The first line of defense against gas hazards, particularly ones that could spark a fire or worse, is a small personal monitor. While personal gas monitors are essential and critical in protecting individual personnel, a true emergency response plan requires careful consideration of how these tools can be used in a broader context.

Adding connected area monitoring equipment, for example, greatly improves multi-threat detection, establishes hazard perimeters, monitors for long-term hazards, enables remote monitoring of potential critical receptors and is easy to move as an emergency event unfolds. Plus, connected area monitoring equipment can be further enhanced with real-time weather data and dynamic plume modeling software to predict the path of airborne hazards, allowing you to truly take control of any emergency.

Incorporating real-time weather data in an operational readiness plan and chemical emergency toolkit helps increase the scope of a facility’s ability to respond. Conditions can change rapidly during a crisis, and relying on outdated data can prevent you from making the safest decision.

By understanding live weather conditions surrounding a site, safety managers can pinpoint areas of concern, such as where a fire or gas hazard may spread and ensure the safety of nearby residents. No matter the hazard, real-time weather data determined by plume modeling helps you determine where to deploy team members in an emergency.

Using an Emergency Toolkit…Outside of an Emergency
To get the most value out of an operational readiness plan and chemical emergency toolkit, use them for day-to-day operations as well. When running plume models and preparing for planned events that may be risky, users can take safety plans from reactive to proactive to prevent exposure and reportable incidents.

For example, if your facility is planning a turnaround, you might run models to understand which areas of the site are more likely to be impacted by a leak that could spark into a larger explosion or fire.

With this information, you can strategically place area monitors around the perimeter to alert you if the gas plume extends beyond the expected boundaries. If something goes wrong, you are already prepared and can avoid sending workers into the gas plume to set up gas monitors.

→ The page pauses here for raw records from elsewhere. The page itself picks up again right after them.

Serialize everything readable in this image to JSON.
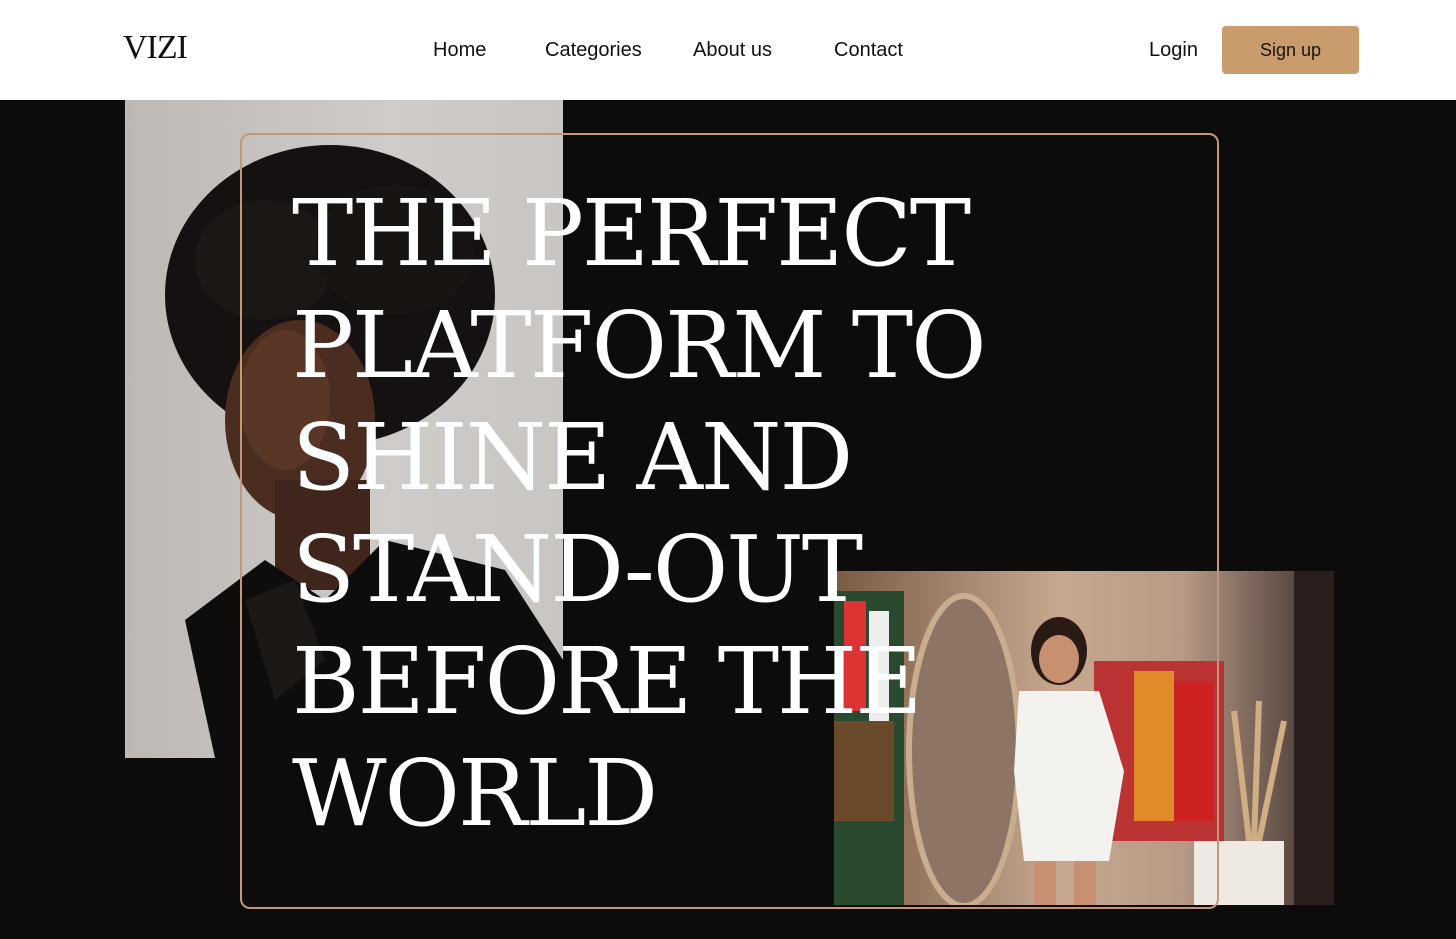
{
  "header": {
    "logo": "VIZI",
    "nav": [
      {
        "label": "Home"
      },
      {
        "label": "Categories"
      },
      {
        "label": "About us"
      },
      {
        "label": "Contact"
      }
    ],
    "login_label": "Login",
    "signup_label": "Sign up"
  },
  "hero": {
    "headline_lines": [
      "THE PERFECT",
      "PLATFORM TO",
      "SHINE AND",
      "STAND-OUT",
      "BEFORE THE",
      "WORLD"
    ]
  },
  "colors": {
    "accent": "#c99c6e",
    "frame": "#c2987a",
    "background": "#0e0c0b",
    "header_bg": "#ffffff"
  }
}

Furthermore, by combining your toolkit and operational readiness plans with emergency drills, you can take control of any situation to protect your workers, community and environment. For example, safety managers can review emission sources, chemical data, pre-defined worst-case scenarios and more to say, “if this chemical tank explodes today, what will happen?” With one click, safety personnel can factor in real-time weather data and see what the true worst-case scenario is in that moment, if and where a fire could occur, if a chain reaction is possible and much more.

By using these real-time tools, you can take the guesswork out of planning for and responding to a chemical release, allowing you to partner with first responders to make safe decisions with confidence, both inside your facility and in the communities surrounding it.

Source: https://ohsonline.com/articles/2023/05/01/stop-fires-before-theres-even-a-spark.aspx?admgarea=ht.FireSafety